Records from a dataset
%%
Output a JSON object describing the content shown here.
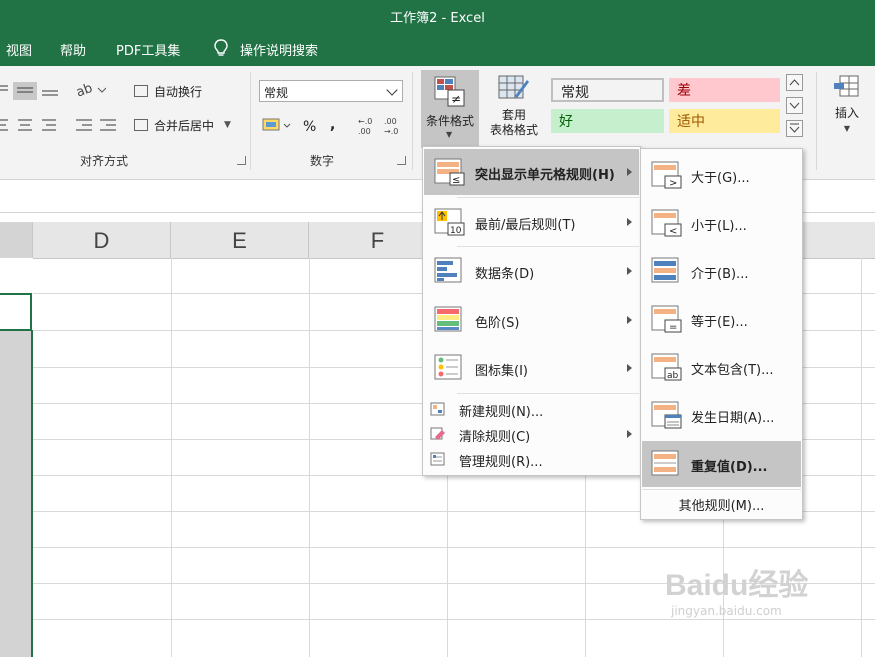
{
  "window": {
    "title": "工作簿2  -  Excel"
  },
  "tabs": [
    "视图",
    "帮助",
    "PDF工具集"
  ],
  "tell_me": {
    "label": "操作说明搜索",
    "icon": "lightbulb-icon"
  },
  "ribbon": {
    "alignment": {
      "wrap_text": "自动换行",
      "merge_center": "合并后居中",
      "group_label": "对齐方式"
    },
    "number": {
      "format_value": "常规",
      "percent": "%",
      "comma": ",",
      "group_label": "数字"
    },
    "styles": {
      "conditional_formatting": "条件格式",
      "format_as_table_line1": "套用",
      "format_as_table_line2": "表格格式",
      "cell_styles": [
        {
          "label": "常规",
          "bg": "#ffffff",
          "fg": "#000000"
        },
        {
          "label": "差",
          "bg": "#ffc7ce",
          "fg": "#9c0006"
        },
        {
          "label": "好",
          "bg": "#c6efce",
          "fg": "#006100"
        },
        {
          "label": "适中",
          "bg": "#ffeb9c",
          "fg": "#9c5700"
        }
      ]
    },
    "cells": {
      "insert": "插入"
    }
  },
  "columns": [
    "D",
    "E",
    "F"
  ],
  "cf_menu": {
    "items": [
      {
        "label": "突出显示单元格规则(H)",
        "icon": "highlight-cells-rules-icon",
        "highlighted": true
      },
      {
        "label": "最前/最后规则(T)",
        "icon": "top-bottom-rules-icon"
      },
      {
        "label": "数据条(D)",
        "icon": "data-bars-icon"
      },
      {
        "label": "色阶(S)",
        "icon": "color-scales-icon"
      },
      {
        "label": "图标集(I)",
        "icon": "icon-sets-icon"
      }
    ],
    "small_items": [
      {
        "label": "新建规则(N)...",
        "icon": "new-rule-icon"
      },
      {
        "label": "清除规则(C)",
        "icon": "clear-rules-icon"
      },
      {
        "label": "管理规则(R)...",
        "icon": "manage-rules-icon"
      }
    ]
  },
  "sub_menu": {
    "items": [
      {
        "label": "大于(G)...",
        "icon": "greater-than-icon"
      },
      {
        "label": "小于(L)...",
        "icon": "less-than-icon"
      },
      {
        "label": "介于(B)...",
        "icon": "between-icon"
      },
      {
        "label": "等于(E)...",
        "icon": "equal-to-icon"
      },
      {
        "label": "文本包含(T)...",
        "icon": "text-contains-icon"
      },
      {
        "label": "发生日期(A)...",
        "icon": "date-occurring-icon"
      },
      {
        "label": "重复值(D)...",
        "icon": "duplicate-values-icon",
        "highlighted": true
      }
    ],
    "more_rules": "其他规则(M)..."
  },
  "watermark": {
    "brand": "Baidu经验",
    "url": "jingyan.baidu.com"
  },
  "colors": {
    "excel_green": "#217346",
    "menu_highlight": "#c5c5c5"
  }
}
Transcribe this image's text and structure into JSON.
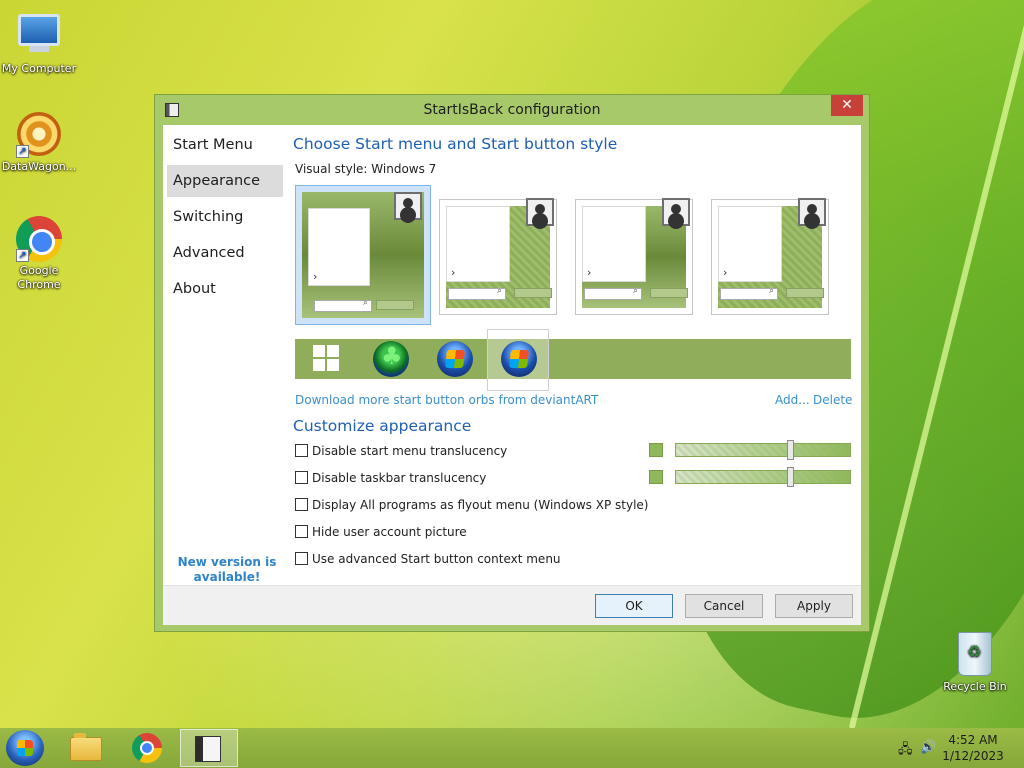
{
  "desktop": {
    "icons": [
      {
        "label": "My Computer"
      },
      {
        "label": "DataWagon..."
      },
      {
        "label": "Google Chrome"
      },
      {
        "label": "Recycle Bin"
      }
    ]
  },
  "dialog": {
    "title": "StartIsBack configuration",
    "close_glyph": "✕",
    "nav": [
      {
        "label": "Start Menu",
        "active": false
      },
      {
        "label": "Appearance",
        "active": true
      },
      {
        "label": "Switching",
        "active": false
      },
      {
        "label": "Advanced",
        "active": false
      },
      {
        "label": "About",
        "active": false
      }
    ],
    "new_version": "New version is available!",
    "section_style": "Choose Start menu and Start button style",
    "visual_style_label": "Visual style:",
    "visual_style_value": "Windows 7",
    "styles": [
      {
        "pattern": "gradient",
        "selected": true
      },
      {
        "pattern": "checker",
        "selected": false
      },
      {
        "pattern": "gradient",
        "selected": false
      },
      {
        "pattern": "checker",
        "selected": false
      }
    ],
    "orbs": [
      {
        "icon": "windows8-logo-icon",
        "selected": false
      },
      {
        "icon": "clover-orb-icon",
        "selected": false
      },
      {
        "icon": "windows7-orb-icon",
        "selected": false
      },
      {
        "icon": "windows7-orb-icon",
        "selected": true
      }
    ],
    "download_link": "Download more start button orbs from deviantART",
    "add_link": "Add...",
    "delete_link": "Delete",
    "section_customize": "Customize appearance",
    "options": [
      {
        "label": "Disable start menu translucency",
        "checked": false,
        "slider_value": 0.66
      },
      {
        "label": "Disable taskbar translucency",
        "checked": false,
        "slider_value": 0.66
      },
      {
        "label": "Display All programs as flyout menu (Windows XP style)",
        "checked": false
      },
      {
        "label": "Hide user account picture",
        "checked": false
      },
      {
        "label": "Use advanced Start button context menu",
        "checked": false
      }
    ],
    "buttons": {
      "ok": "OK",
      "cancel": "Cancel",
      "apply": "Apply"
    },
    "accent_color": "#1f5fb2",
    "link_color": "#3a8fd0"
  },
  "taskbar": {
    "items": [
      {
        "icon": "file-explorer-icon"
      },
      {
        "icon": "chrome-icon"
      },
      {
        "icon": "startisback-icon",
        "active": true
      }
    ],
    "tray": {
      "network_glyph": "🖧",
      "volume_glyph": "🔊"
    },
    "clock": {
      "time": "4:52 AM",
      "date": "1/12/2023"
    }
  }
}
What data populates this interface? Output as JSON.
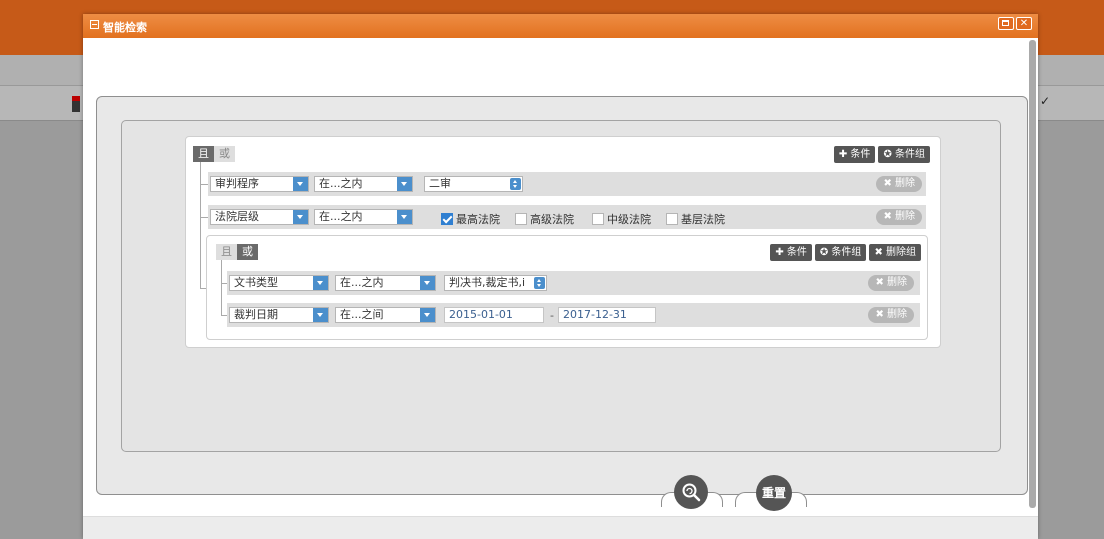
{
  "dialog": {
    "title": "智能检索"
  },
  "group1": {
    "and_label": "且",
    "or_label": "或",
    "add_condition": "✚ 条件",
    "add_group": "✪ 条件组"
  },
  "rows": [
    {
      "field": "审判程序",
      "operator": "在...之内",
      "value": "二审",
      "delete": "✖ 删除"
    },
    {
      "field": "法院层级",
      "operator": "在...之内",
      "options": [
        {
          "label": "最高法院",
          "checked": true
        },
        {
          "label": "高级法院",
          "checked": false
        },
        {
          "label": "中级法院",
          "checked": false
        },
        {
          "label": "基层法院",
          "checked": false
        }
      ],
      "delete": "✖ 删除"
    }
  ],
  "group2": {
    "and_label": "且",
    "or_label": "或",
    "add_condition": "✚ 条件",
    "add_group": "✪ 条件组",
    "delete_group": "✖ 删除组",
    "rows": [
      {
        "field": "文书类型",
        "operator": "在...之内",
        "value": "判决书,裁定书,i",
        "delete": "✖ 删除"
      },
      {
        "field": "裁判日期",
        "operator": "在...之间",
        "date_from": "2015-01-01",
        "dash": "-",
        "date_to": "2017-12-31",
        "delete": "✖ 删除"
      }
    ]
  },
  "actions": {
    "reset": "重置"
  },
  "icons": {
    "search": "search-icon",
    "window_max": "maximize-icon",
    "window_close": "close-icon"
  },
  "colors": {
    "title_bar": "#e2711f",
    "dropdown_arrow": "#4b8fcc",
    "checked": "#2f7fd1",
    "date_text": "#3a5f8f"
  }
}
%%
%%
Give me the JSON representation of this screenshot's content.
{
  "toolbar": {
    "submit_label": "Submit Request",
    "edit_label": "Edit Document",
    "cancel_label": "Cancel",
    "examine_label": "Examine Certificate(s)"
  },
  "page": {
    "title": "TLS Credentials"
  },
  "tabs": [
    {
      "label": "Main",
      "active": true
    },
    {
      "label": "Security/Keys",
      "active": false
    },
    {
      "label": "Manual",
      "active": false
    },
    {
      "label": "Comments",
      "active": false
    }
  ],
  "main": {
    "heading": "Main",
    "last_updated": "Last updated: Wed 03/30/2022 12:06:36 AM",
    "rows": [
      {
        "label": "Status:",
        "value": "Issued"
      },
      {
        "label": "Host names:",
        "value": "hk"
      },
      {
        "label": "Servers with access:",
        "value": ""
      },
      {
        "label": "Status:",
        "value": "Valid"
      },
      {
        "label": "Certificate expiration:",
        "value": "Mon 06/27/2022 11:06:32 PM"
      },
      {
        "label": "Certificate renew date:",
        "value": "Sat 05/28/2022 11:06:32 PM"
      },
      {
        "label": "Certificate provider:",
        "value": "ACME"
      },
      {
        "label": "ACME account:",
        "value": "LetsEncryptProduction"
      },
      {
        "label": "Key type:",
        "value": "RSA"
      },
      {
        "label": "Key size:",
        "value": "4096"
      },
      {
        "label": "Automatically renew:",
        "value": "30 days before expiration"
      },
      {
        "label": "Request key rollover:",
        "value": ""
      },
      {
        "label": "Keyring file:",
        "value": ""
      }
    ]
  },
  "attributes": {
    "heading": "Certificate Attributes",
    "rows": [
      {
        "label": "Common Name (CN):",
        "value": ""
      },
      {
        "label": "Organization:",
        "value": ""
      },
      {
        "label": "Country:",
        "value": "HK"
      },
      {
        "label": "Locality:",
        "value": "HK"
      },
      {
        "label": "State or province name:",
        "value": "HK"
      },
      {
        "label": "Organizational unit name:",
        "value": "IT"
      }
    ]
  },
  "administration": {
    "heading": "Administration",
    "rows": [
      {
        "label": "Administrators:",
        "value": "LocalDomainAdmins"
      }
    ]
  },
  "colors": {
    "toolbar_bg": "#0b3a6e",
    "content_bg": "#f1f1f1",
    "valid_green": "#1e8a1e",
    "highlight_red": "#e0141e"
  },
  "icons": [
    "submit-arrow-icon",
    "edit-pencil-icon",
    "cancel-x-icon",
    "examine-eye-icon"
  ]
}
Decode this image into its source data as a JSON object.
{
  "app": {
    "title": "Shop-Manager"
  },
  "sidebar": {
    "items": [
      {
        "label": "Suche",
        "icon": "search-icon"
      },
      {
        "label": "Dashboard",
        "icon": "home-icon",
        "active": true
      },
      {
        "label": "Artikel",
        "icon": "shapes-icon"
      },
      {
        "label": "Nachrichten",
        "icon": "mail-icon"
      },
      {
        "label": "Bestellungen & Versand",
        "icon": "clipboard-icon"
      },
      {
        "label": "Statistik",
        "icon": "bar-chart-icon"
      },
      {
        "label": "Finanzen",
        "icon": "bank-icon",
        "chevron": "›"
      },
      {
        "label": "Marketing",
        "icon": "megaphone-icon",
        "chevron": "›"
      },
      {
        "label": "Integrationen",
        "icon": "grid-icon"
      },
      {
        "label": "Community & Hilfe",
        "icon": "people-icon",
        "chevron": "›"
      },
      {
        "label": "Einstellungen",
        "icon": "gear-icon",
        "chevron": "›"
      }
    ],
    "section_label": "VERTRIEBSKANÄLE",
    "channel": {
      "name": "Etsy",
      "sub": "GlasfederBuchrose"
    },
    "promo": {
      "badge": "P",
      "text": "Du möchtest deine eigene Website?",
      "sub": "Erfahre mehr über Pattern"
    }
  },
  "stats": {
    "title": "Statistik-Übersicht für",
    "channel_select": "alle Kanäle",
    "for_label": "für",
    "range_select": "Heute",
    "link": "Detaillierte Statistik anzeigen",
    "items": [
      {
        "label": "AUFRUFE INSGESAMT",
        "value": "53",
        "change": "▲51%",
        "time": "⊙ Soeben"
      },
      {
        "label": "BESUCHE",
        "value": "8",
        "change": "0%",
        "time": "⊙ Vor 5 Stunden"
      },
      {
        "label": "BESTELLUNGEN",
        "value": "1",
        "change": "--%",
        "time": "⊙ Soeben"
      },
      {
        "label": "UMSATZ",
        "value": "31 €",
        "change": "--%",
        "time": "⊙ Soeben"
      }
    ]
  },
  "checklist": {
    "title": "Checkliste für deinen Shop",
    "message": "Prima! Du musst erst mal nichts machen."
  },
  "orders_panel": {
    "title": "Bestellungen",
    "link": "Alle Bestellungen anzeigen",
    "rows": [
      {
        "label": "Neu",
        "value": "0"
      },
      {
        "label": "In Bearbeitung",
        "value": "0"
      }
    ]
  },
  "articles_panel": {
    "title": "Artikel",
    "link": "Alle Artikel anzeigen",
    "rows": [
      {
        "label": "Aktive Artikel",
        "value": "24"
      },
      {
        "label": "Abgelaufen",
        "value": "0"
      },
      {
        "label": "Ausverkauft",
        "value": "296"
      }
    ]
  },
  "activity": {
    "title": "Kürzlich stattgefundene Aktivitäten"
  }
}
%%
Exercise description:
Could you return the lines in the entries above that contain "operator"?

Solution to this task:
      "operator": "在...之内",
      "operator": "在...之内",
        "operator": "在...之内",
        "operator": "在...之间",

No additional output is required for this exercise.